### [What you need to do]
From the data below, return each line in which the string "question" is found.

### [Records for this exercise]
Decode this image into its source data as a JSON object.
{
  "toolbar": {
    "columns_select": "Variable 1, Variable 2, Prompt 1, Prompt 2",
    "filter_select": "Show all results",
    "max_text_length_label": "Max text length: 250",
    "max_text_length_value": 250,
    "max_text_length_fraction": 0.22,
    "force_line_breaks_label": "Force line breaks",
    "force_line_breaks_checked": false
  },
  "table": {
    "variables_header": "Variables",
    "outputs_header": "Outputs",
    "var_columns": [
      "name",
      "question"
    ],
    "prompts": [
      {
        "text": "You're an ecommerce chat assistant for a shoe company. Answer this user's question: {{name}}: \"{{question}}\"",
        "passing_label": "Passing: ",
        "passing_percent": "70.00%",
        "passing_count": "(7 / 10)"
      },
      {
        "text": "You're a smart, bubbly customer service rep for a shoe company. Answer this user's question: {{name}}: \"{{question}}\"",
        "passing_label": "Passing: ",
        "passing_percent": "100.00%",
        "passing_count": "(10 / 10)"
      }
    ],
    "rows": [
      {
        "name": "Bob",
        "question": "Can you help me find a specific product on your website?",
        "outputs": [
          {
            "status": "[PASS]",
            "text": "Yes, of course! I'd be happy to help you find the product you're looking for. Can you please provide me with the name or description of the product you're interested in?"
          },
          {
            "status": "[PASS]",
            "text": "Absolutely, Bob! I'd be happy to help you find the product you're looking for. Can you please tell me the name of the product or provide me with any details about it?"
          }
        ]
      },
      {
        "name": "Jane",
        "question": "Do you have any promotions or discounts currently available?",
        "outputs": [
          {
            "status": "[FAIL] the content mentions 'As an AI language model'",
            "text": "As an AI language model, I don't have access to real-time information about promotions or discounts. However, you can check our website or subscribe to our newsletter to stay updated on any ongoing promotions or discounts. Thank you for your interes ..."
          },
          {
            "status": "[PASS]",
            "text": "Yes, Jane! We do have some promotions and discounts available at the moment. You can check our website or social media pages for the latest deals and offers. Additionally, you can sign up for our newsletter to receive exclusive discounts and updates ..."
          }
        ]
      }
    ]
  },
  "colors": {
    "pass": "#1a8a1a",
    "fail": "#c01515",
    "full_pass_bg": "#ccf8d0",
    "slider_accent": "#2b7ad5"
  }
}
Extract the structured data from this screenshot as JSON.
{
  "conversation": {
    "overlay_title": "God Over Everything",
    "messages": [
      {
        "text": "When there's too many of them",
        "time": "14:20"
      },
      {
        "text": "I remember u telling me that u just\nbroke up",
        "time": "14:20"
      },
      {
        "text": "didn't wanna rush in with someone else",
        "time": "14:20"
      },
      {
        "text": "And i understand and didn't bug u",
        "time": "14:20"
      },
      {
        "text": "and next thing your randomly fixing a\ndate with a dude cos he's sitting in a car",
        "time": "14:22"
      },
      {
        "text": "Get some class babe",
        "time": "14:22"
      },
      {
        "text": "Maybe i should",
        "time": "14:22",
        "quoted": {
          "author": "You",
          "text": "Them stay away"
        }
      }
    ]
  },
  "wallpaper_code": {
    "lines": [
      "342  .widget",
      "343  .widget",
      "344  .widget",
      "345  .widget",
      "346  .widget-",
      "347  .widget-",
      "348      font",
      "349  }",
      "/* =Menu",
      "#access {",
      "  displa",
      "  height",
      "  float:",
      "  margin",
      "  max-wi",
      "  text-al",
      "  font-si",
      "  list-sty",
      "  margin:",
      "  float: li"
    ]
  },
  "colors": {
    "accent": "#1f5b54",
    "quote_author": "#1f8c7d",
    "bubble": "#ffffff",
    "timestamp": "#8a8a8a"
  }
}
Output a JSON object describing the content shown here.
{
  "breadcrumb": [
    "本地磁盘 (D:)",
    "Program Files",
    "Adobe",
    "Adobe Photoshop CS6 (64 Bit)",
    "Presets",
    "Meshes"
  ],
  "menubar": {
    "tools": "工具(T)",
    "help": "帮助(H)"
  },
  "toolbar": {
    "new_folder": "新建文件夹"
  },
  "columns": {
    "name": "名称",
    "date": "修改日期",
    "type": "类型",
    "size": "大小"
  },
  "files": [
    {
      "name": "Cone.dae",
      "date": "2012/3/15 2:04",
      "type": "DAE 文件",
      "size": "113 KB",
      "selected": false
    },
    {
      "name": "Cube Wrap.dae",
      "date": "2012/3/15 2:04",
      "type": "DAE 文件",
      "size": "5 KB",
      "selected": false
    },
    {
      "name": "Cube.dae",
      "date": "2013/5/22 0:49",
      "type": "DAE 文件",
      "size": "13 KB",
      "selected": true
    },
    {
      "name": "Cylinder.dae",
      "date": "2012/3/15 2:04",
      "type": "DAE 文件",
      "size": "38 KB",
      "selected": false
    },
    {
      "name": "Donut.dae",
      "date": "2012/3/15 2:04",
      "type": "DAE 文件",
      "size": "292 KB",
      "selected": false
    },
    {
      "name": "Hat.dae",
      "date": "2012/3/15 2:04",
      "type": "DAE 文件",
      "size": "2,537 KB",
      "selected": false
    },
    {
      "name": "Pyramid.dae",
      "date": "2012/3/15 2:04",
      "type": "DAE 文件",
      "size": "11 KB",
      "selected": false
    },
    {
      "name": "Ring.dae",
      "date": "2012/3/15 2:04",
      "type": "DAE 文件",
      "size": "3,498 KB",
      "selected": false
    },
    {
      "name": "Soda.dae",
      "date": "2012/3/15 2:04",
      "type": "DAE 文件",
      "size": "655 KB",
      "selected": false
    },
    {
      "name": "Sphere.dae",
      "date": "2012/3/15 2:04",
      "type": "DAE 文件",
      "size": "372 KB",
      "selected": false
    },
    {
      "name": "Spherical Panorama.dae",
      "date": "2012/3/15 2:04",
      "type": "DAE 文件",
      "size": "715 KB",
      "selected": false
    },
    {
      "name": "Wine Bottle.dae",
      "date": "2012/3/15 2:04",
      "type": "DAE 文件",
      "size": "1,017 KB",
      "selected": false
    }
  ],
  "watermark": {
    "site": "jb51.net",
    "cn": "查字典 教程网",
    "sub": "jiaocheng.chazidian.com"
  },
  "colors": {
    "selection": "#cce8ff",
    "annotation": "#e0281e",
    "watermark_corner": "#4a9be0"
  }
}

### [Solved exercise]
      "question"
        "text": "You're an ecommerce chat assistant for a shoe company. Answer this user's question: {{name}}: \"{{question}}\"",
        "text": "You're a smart, bubbly customer service rep for a shoe company. Answer this user's question: {{name}}: \"{{question}}\"",
        "question": "Can you help me find a specific product on your website?",
        "question": "Do you have any promotions or discounts currently available?",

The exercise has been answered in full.